Element data from apps and pages:
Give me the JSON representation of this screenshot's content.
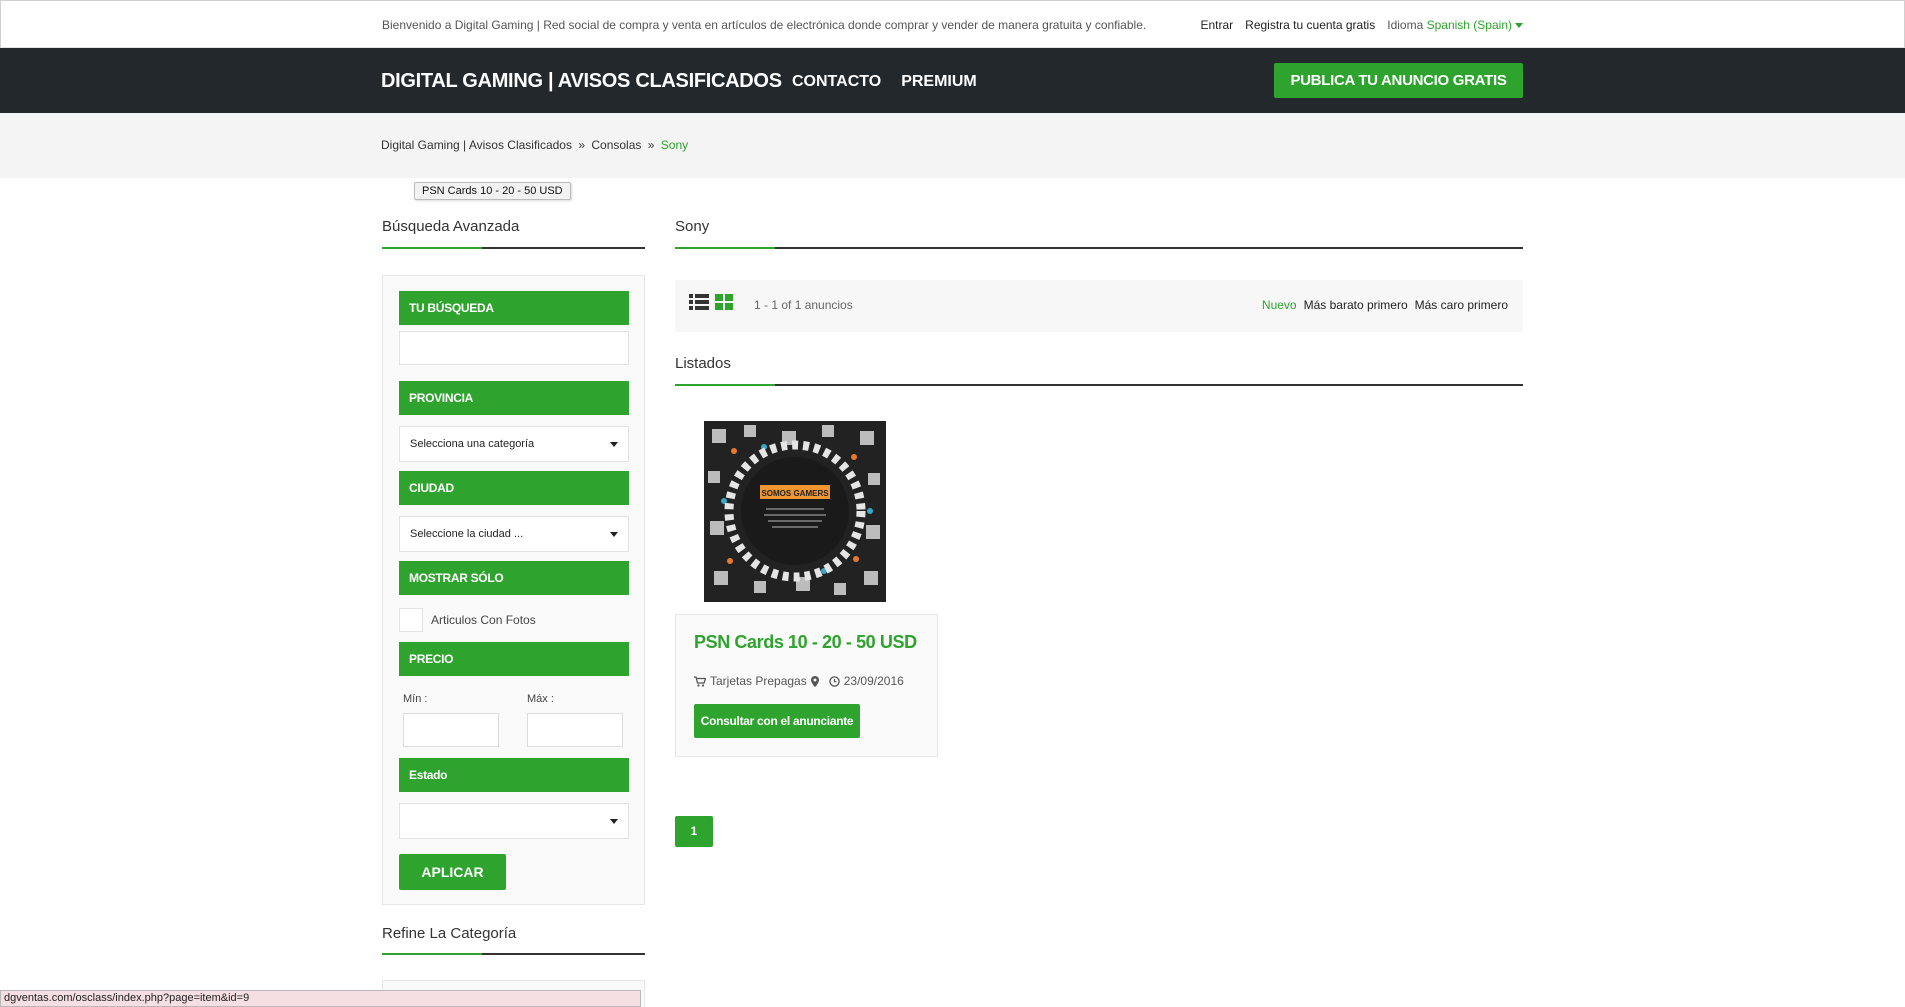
{
  "topbar": {
    "welcome": "Bienvenido a Digital Gaming | Red social de compra y venta en artículos de electrónica donde comprar y vender de manera gratuita y confiable.",
    "login": "Entrar",
    "register": "Registra tu cuenta gratis",
    "language_label": "Idioma",
    "language_value": "Spanish (Spain)"
  },
  "header": {
    "brand": "DIGITAL GAMING | AVISOS CLASIFICADOS",
    "nav": [
      "CONTACTO",
      "PREMIUM"
    ],
    "publish_label": "PUBLICA TU ANUNCIO GRATIS"
  },
  "breadcrumb": {
    "items": [
      "Digital Gaming | Avisos Clasificados",
      "Consolas"
    ],
    "separator": "»",
    "current": "Sony"
  },
  "tooltip": "PSN Cards 10 - 20 - 50 USD",
  "sidebar": {
    "title": "Búsqueda Avanzada",
    "search_label": "TU BÚSQUEDA",
    "province_label": "PROVINCIA",
    "province_value": "Selecciona una categoría",
    "city_label": "CIUDAD",
    "city_value": "Seleccione la ciudad ...",
    "show_only_label": "MOSTRAR SÓLO",
    "photos_label": "Articulos Con Fotos",
    "price_label": "PRECIO",
    "min_label": "Mín :",
    "max_label": "Máx :",
    "state_label": "Estado",
    "state_value": "",
    "apply_label": "APLICAR",
    "refine_title": "Refine La Categoría"
  },
  "main": {
    "title": "Sony",
    "count": "1 - 1 of 1 anuncios",
    "sort": [
      "Nuevo",
      "Más barato primero",
      "Más caro primero"
    ],
    "active_sort": "Nuevo",
    "listings_title": "Listados"
  },
  "listing": {
    "title": "PSN Cards 10 - 20 - 50 USD",
    "category": "Tarjetas Prepagas",
    "date": "23/09/2016",
    "contact_label": "Consultar con el anunciante",
    "image_banner": "SOMOS GAMERS"
  },
  "pagination": {
    "current": "1"
  },
  "status_bar": {
    "url": "dgventas.com/osclass/index.php?page=item&id=9"
  },
  "colors": {
    "accent": "#2ea32e",
    "header_bg": "#23282c",
    "crumb_bg": "#f4f4f4"
  },
  "icons": [
    "list-view-icon",
    "grid-view-icon",
    "cart-icon",
    "map-marker-icon",
    "clock-icon",
    "caret-down-icon"
  ]
}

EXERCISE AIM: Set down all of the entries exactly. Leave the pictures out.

COMPLETED TASK:
Give me the JSON representation of this screenshot's content.
{
  "topbar": {
    "welcome": "Bienvenido a Digital Gaming | Red social de compra y venta en artículos de electrónica donde comprar y vender de manera gratuita y confiable.",
    "login": "Entrar",
    "register": "Registra tu cuenta gratis",
    "language_label": "Idioma",
    "language_value": "Spanish (Spain)"
  },
  "header": {
    "brand": "DIGITAL GAMING | AVISOS CLASIFICADOS",
    "nav": [
      "CONTACTO",
      "PREMIUM"
    ],
    "publish_label": "PUBLICA TU ANUNCIO GRATIS"
  },
  "breadcrumb": {
    "items": [
      "Digital Gaming | Avisos Clasificados",
      "Consolas"
    ],
    "separator": "»",
    "current": "Sony"
  },
  "tooltip": "PSN Cards 10 - 20 - 50 USD",
  "sidebar": {
    "title": "Búsqueda Avanzada",
    "search_label": "TU BÚSQUEDA",
    "province_label": "PROVINCIA",
    "province_value": "Selecciona una categoría",
    "city_label": "CIUDAD",
    "city_value": "Seleccione la ciudad ...",
    "show_only_label": "MOSTRAR SÓLO",
    "photos_label": "Articulos Con Fotos",
    "price_label": "PRECIO",
    "min_label": "Mín :",
    "max_label": "Máx :",
    "state_label": "Estado",
    "state_value": "",
    "apply_label": "APLICAR",
    "refine_title": "Refine La Categoría"
  },
  "main": {
    "title": "Sony",
    "count": "1 - 1 of 1 anuncios",
    "sort": [
      "Nuevo",
      "Más barato primero",
      "Más caro primero"
    ],
    "active_sort": "Nuevo",
    "listings_title": "Listados"
  },
  "listing": {
    "title": "PSN Cards 10 - 20 - 50 USD",
    "category": "Tarjetas Prepagas",
    "date": "23/09/2016",
    "contact_label": "Consultar con el anunciante",
    "image_banner": "SOMOS GAMERS"
  },
  "pagination": {
    "current": "1"
  },
  "status_bar": {
    "url": "dgventas.com/osclass/index.php?page=item&id=9"
  },
  "colors": {
    "accent": "#2ea32e",
    "header_bg": "#23282c",
    "crumb_bg": "#f4f4f4"
  },
  "icons": [
    "list-view-icon",
    "grid-view-icon",
    "cart-icon",
    "map-marker-icon",
    "clock-icon",
    "caret-down-icon"
  ]
}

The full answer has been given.